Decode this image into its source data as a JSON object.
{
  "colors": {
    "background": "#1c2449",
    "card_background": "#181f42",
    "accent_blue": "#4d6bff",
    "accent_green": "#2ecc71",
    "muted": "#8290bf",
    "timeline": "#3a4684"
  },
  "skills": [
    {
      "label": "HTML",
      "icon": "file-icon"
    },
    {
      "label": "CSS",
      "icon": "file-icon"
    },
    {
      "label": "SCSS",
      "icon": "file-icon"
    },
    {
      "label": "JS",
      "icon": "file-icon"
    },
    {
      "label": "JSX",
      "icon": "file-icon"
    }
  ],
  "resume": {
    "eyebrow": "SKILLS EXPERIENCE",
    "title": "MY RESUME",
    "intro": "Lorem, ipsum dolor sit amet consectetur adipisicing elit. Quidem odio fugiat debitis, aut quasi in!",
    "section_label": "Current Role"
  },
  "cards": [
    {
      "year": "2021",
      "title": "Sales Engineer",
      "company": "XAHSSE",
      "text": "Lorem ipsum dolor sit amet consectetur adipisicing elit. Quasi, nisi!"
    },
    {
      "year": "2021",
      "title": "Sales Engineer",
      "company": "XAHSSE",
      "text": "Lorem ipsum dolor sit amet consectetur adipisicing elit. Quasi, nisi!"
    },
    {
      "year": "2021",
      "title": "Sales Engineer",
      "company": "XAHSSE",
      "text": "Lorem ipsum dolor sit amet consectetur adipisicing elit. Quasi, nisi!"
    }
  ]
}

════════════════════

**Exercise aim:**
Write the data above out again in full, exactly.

**Task output:**
Decode this image into its source data as a JSON object.
{
  "colors": {
    "background": "#1c2449",
    "card_background": "#181f42",
    "accent_blue": "#4d6bff",
    "accent_green": "#2ecc71",
    "muted": "#8290bf",
    "timeline": "#3a4684"
  },
  "skills": [
    {
      "label": "HTML",
      "icon": "file-icon"
    },
    {
      "label": "CSS",
      "icon": "file-icon"
    },
    {
      "label": "SCSS",
      "icon": "file-icon"
    },
    {
      "label": "JS",
      "icon": "file-icon"
    },
    {
      "label": "JSX",
      "icon": "file-icon"
    }
  ],
  "resume": {
    "eyebrow": "SKILLS EXPERIENCE",
    "title": "MY RESUME",
    "intro": "Lorem, ipsum dolor sit amet consectetur adipisicing elit. Quidem odio fugiat debitis, aut quasi in!",
    "section_label": "Current Role"
  },
  "cards": [
    {
      "year": "2021",
      "title": "Sales Engineer",
      "company": "XAHSSE",
      "text": "Lorem ipsum dolor sit amet consectetur adipisicing elit. Quasi, nisi!"
    },
    {
      "year": "2021",
      "title": "Sales Engineer",
      "company": "XAHSSE",
      "text": "Lorem ipsum dolor sit amet consectetur adipisicing elit. Quasi, nisi!"
    },
    {
      "year": "2021",
      "title": "Sales Engineer",
      "company": "XAHSSE",
      "text": "Lorem ipsum dolor sit amet consectetur adipisicing elit. Quasi, nisi!"
    }
  ]
}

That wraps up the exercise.